BOSTON – Austin Czarnik is off to a good start at Bruins training camp.

He’s got points in each of the first two exhibition games and just the fact that he’s cracked the B’s lineup in both games tells you that the coaching staff wants to get a long, good look at the undersized forward.

But the 5-foot-9, 167-pound Czarnik brings more than simply a touch of the Napoleon complex after always being told that he was too small to make it to the elite levels of hockey. The 23-year-old clearly can score after posting 20 goals and 61 points in his first pro season in the AHL in Providence last season. He plays with heart, energy and a dogged determination when he’s hunting pucks on the fore-check.

But former P-Bruins head coach and current B’s assistant coach Bruce Cassidy says that Czarnik also brings something a little extra that New England Patriots fans will certainly appreciate.

“As far as being a player goes, he would be, to me, that [Bill] Belichick-type player that you could use in a lot of different situations,” said Cassidy, in clear reference to intelligent utility guys Troy Brown, Danny Woodhead, Julian Edelman and others that all filled different roles in their time with New England.

“He’s got a very, very high IQ, he’s a quick learner and very coachable,” Cassidy said. “So, he’s a guy you can move around, and he can play with different players. He can play on the penalty kill, he’s good on the power play and especially on the point.

“So there are a lot of different things. I think from night-to-night if you wanted to, you could move him around in your lineup and he could be effective for you. I know he’s a center, but it would be interesting to see if he could play the wing and be effective. That’s something we haven’t really seen. Is that something we maybe attempt down the road? I don’t know. I don’t want to speak out of turn, but it wouldn’t surprise me if he could handle it. He even played for us 6-on-5 as a defenseman with the goalie out. He’s just a smart player, and he understands the game very, very well.”

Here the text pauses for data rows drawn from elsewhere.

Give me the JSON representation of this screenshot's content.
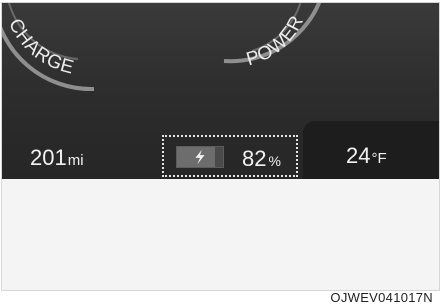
{
  "gauges": {
    "left_label": "CHARGE",
    "right_label": "POWER"
  },
  "status_bar": {
    "range_value": "201",
    "range_unit": "mi",
    "battery_percent": "82",
    "battery_unit": "%",
    "battery_level": 0.82,
    "battery_icon": "charging-bolt-icon",
    "temperature_value": "24",
    "temperature_unit": "°F"
  },
  "figure_code": "OJWEV041017N",
  "colors": {
    "display_bg": "#2e2e2e",
    "panel_bg": "#1d1d1d",
    "text": "#f2f2f2",
    "dotted_highlight": "#e6e6e6"
  }
}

So, Czarnik is off to a good start in training camp with the Bruins, but we also saw the same thing from him last year as a rookie to pro hockey. 

Now, it’s about seeing whether a smaller player can finish strong as the competition heightens deeper into the preseason, and perhaps he can bring that versatility and feistiness to the NHL level in Boston.